++++ RECORDS TO USE ++++

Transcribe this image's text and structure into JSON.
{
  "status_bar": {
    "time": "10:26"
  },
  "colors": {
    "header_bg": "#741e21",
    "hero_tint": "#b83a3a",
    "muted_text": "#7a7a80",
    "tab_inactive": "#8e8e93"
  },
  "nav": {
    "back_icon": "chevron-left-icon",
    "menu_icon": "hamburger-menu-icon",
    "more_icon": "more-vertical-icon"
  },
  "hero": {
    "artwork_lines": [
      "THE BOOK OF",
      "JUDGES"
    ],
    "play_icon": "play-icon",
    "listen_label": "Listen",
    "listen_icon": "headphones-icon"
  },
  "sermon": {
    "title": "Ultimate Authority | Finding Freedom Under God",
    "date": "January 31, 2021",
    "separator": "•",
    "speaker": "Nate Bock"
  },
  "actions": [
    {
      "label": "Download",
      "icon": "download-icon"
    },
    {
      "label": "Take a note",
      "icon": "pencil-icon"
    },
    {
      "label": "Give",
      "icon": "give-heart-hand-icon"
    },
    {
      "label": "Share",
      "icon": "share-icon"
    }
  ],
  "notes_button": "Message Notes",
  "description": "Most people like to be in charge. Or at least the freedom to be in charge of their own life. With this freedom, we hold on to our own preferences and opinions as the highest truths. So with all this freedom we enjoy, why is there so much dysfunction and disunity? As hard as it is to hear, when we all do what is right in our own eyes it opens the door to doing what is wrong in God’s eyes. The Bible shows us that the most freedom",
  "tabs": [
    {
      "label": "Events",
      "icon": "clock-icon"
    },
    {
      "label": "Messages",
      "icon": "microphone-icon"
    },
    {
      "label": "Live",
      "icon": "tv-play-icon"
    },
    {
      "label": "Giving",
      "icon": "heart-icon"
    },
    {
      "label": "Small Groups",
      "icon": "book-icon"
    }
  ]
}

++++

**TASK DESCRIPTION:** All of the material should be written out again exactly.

**COMPLETED EXERCISE:**
Transcribe this image's text and structure into JSON.
{
  "status_bar": {
    "time": "10:26"
  },
  "colors": {
    "header_bg": "#741e21",
    "hero_tint": "#b83a3a",
    "muted_text": "#7a7a80",
    "tab_inactive": "#8e8e93"
  },
  "nav": {
    "back_icon": "chevron-left-icon",
    "menu_icon": "hamburger-menu-icon",
    "more_icon": "more-vertical-icon"
  },
  "hero": {
    "artwork_lines": [
      "THE BOOK OF",
      "JUDGES"
    ],
    "play_icon": "play-icon",
    "listen_label": "Listen",
    "listen_icon": "headphones-icon"
  },
  "sermon": {
    "title": "Ultimate Authority | Finding Freedom Under God",
    "date": "January 31, 2021",
    "separator": "•",
    "speaker": "Nate Bock"
  },
  "actions": [
    {
      "label": "Download",
      "icon": "download-icon"
    },
    {
      "label": "Take a note",
      "icon": "pencil-icon"
    },
    {
      "label": "Give",
      "icon": "give-heart-hand-icon"
    },
    {
      "label": "Share",
      "icon": "share-icon"
    }
  ],
  "notes_button": "Message Notes",
  "description": "Most people like to be in charge. Or at least the freedom to be in charge of their own life. With this freedom, we hold on to our own preferences and opinions as the highest truths. So with all this freedom we enjoy, why is there so much dysfunction and disunity? As hard as it is to hear, when we all do what is right in our own eyes it opens the door to doing what is wrong in God’s eyes. The Bible shows us that the most freedom",
  "tabs": [
    {
      "label": "Events",
      "icon": "clock-icon"
    },
    {
      "label": "Messages",
      "icon": "microphone-icon"
    },
    {
      "label": "Live",
      "icon": "tv-play-icon"
    },
    {
      "label": "Giving",
      "icon": "heart-icon"
    },
    {
      "label": "Small Groups",
      "icon": "book-icon"
    }
  ]
}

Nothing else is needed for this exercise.